In the aftermath of the death of George Floyd on May 25 while in police custody and the protests and riots that followed, Gwen Pederson said she wanted to bring people together to pray for an end to systemic racism in our nation and world.
Pederson is a member of the social concerns committee at Sacred Heart Parish in Sauk Rapids, so she reached out to the other members of the committee and to a local interfaith dialogue group she is a part of for ideas.
“It was heavy on my heart over the last few weeks to come together in solidarity as an interfaith group,” Pederson said. “It just feels good that people share what’s on their hearts.”
The result was the “Interfaith Prayer Service for Peace, Justice and Solidarity in Our Country and in Our World” held June 11 in the parking lot at Sacred Heart. Dozens of people of different faiths from the area came to pray and share personal stories.
“We just wanted to gather together to demonstrate to the world our call to solidarity in everything we do, that we are intimately connected in the Body of Christ, and when one member hurts we all hurt,” Deacon Joe Kresky said as he welcomed participants.
After a short service that included readings, prayers and a song, participants were free to speak at a microphone. Prayers were offered for victims of violence, an end to systemic racism and for a change of heart for those who don’t see racism as a problem.
Some also prayed for the release of immigrants being held in jail during the COVID-19 pandemic and for the care of all creation.

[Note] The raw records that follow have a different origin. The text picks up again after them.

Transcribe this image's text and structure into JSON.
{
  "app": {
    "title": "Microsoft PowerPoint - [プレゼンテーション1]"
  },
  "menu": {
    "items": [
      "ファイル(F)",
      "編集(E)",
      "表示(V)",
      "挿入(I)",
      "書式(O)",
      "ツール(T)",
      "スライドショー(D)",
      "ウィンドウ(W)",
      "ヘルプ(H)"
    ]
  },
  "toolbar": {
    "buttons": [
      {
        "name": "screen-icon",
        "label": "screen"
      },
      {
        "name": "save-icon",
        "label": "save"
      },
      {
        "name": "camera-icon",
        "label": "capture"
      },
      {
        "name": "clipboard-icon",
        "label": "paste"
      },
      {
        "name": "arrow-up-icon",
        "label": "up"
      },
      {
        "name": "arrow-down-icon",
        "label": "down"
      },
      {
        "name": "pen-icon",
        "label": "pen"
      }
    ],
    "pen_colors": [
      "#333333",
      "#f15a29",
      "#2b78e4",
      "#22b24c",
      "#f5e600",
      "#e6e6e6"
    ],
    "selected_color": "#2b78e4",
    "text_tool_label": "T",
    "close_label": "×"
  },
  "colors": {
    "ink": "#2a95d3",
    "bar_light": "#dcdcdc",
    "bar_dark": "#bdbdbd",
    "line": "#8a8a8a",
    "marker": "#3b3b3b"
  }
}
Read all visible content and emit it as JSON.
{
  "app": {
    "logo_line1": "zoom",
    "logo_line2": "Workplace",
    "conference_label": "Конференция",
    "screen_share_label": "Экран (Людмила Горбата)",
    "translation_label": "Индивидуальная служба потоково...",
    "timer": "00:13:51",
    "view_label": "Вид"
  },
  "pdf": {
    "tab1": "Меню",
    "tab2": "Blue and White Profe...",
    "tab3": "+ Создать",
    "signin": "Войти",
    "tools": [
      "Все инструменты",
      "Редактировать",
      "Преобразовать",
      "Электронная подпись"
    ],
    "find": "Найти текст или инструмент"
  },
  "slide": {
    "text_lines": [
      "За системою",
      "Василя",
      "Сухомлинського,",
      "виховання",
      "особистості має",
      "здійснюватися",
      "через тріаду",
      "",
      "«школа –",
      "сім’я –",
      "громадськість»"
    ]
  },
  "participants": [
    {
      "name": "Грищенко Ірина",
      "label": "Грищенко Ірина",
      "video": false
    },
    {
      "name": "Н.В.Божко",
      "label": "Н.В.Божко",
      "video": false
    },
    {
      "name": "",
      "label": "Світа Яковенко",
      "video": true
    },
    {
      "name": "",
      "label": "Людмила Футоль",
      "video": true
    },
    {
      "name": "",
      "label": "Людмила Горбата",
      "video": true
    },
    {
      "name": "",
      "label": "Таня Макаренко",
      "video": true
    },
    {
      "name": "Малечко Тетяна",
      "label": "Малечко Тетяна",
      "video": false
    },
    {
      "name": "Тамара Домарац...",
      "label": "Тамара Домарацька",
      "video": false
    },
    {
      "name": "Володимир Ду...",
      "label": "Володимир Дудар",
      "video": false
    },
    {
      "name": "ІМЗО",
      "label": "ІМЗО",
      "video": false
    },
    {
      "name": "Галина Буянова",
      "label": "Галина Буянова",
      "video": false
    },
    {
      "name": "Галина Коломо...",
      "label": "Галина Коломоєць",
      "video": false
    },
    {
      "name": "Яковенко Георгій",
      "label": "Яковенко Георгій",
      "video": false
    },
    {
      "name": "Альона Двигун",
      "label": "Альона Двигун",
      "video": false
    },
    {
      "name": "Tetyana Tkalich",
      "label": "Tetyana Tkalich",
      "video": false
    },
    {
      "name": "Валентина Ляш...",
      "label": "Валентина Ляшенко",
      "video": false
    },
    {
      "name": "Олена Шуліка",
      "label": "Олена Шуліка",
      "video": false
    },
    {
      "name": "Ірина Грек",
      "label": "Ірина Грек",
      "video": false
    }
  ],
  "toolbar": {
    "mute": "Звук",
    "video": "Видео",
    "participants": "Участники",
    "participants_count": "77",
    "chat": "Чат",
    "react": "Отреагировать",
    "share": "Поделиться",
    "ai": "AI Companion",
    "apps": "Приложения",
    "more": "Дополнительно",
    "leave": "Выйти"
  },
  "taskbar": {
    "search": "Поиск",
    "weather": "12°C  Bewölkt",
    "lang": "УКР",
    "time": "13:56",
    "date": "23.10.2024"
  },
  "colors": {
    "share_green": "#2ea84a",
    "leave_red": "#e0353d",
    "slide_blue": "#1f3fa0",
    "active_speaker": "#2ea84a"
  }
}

“I appreciated that there was a loose structure of opening us in prayer and closing us in prayer and simply giving a place for us to share what we wanted to share in terms of story reflections and prayer together from different cultural perspectives, different generational cohorts, and different religious traditions,” said Sister Michelle L’Allier, a member of the Franciscan Sisters of Little Falls. “What a beautiful opportunity to meet together in prayer outside in the beauty of nature.”
Ayan Omar, a member of the St. Cloud Muslim/Christian Dialogue Group, said she didn’t know what to expect when she was invited to participate in the prayer service but felt a sense of comfort hearing others’ prayers and stories.
“I felt that in my pain I’m not on an island,” Omar said. “There are people who don’t look like me, don’t pray like me, don’t think like me that are equally hurting … and they have such an open heart and they’re willing to speak it. There’s some comfort in my misery knowing that there are others that are equally frustrated, equally angry and hurting.”
Omar closed the service by reading the Peace Prayer of St. Francis.
“I loved closing with the Saint Francis prayer of making us all instruments of peace,” said Sister Michelle. “And to have it prayed by a Muslim sister was so beautiful because it’s a universal prayer, to bring light into the darkness and hope when there’s despair, to understand more than to be understood. These are universal human invitations. And the opportunity to open from the heart with each other is a rare opportunity.”
Top photo: Greg Spofford of Little Falls joins in the prayer service as he sits in the parking lot of Sacred Heart Church in Sauk Rapids.